What do you do while your web designer’s working? After the initial design and strategy meetings, there may be a chunk of time where your web designer and developers are doing their thing while you wait. There’s literally nothing for you to work on while they respond to your requests.
What to do? Write. If you’re getting a website, chances are good you’re also getting setup to blog. Blogging is a cornerstone of classic inbound marketing. No marketing pros let you go without one.
While your other experts are hard at work assembling the website, it’s time for you to polish your writing skills. Start writing your first blog post or five. Preparing these before your site launches sets the foundation for sustained writing and publishing once it’s live.
Follow these simple steps to get going.
Brainstorm like Crazy
Before you write a thing, brainstorm. Get your notebook and pen, whiteboard and marker, computer, anything to record your blog post ideas as they come. Let them all out, even the bad ones or the ones that sound dumb. Pour out potential topics, titles, questions, answers and everything else.
Note: I recommend Evernote’s killer desktop and mobile apps for this exercise. It’s the best note-taking and bookmarking software I’ve worked with.
What if the material’s not coming? What if there’s no gushing wave of inspiration? It happens. A lot, actually. What you need is a trigger. Something to get you thinking. Check out my favorite customer-focused starters below.
- What questions do customers ask?
- What frequent customer problems do I solve?
- What info do customers need before contacting me?
- What’s the customer experience like?
- How do events, seasons or industry news change how customers relate to my product?
Try to make a list of 10 or 15 items, good and bad. When you’ve got something to show for all that brainstorming, highlight or mark your favorites and choose one to start.
Do not write anything titled “Welcome to Our New Website!” or any other announcement of the obvious.
Do write a post that benefits your customers. Choose to solve a problem or answer a question. Make an outline by creating the headings for each section. Spend 10 minutes researching. That means reading what’s already been written on your topic and copying the web address of articles you want to reference or link to for the benefit of your customers.
Write the First Draft with Your Heart
Ernest Hemingway never said “Write drunk. Edit sober.” The Internet’s still arguing about who did. But for writing advice, I prefer this clip from “Finding Forrester” anyway.
Watched the video? Great. Like elderly James Bond said, write the first draft with your heart. Forget about the delete key.
Type like Kanye West talks. Turn off your filter. Write like you said it and you can’t take it back. Don’t slow down for typos and mistakes. Leave a big mess on purpose. Hold cleanup for the next stage.
Sober Up and Edit
No one should write drunk. There’s no scenario where that produces good work. But lowering your inhibitions for that first draft is key to producing the raw material you’ll process by editing. Here’s where you check for clarity, consult the grammar book, cross out the nonsense and organize thoughts.
There’s a few guidelines I follow for good editing.

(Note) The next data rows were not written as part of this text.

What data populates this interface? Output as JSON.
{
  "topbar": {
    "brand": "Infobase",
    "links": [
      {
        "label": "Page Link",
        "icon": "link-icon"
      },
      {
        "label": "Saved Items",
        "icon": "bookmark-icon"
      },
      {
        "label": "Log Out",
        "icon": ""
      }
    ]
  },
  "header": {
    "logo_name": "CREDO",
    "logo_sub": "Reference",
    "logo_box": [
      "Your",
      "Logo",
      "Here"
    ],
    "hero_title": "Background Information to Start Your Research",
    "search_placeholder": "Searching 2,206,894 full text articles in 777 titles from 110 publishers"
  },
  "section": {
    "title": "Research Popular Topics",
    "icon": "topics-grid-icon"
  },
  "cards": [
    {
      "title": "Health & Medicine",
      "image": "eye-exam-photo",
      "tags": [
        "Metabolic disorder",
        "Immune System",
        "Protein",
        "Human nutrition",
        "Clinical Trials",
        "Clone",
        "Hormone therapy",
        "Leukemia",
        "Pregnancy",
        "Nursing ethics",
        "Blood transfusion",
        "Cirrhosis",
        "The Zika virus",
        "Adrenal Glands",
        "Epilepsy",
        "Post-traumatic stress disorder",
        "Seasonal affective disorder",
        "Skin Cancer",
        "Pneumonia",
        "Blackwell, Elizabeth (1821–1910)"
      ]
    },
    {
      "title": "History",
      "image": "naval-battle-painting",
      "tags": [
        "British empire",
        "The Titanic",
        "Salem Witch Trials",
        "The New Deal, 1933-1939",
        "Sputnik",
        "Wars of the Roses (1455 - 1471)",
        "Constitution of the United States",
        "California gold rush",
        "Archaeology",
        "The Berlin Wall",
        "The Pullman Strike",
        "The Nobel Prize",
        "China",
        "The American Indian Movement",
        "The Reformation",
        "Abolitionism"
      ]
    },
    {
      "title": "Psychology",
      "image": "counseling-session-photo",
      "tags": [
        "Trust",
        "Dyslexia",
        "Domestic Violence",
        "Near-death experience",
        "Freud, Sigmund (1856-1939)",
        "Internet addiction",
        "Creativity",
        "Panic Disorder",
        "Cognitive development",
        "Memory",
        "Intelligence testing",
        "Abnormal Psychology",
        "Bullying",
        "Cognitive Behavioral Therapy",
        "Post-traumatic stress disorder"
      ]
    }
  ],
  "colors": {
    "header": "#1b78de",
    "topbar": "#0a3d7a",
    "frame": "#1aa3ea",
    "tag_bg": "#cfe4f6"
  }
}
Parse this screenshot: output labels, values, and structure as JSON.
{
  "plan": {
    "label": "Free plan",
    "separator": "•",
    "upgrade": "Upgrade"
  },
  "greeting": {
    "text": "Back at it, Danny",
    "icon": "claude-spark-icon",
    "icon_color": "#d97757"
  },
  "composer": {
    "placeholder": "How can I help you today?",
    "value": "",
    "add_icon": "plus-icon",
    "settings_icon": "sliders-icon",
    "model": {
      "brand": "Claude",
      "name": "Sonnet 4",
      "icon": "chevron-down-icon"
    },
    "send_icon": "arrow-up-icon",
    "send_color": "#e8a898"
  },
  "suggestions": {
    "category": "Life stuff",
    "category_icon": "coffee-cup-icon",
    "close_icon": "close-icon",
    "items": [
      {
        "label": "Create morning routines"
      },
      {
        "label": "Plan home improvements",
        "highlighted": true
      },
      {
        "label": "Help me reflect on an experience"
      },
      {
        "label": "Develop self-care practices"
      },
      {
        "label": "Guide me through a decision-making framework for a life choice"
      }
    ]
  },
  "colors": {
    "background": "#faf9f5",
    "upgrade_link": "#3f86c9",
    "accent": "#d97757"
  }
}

Wait at least an hour after the first draft is done to edit. Clear your head so you can return to work with an objective view. I find it helpful to spread out work over a day or two.
If you’re using WordPress, use the Preview feature to see how your post will look when it’s published. By taking this new view, you may catch new things to address.
Let slide the finer points of grammar. Uninhibited first drafts produce writing that more closely matches natural speech. If your audience tolerates it, keep the casual tone. Start sentences with conjunctions even as you ruthlessly clean those comma errors.
Separate editing and revision. If you discover major flaws in the content, stop editing and head back into brainstorming and draft mode. Doing both at once pulls you between preserving what you’re editing and striking out material that needs to go.
Setup an editorial review process. Sounds fancy, but on a basic level you just need a friend to look over your work. Do they get it? Would they share it? How would they change it? Find someone who can rip you to shreds while respecting and developing your brand voice.
Schedule, Publish and Promote
Got something killer to share with the world? Yeah, you do. You just brainstormed ideas that will change customers’ lives, transform your customer service and build trust that wins your next sale. You wrote a first draft streaked with typos, errors and heart. Then you cleaned, polished, previewed, shared with a friend and edited again.
What now? Look at the calendar. Find a day and time when you want your post to publish. Active bloggers may write ahead of schedule to build up a content calendar.
When your post goes live, it’s time to promote. Strategically share the link on your social media channels. Partner with other bloggers to share the post on their channels too. No one will ever know you made something cool unless you tell them.
Watch your website traffic and note which posts get the best response. Take advantage of this interest and new ways to write about this topic in the future. Brainstorm. Sound familiar?
After you’ve written, edited, published and promoted, the process begins again and continues to repeat until the world ends or you become a millionaire and retire to a private island. Until then, keep writing.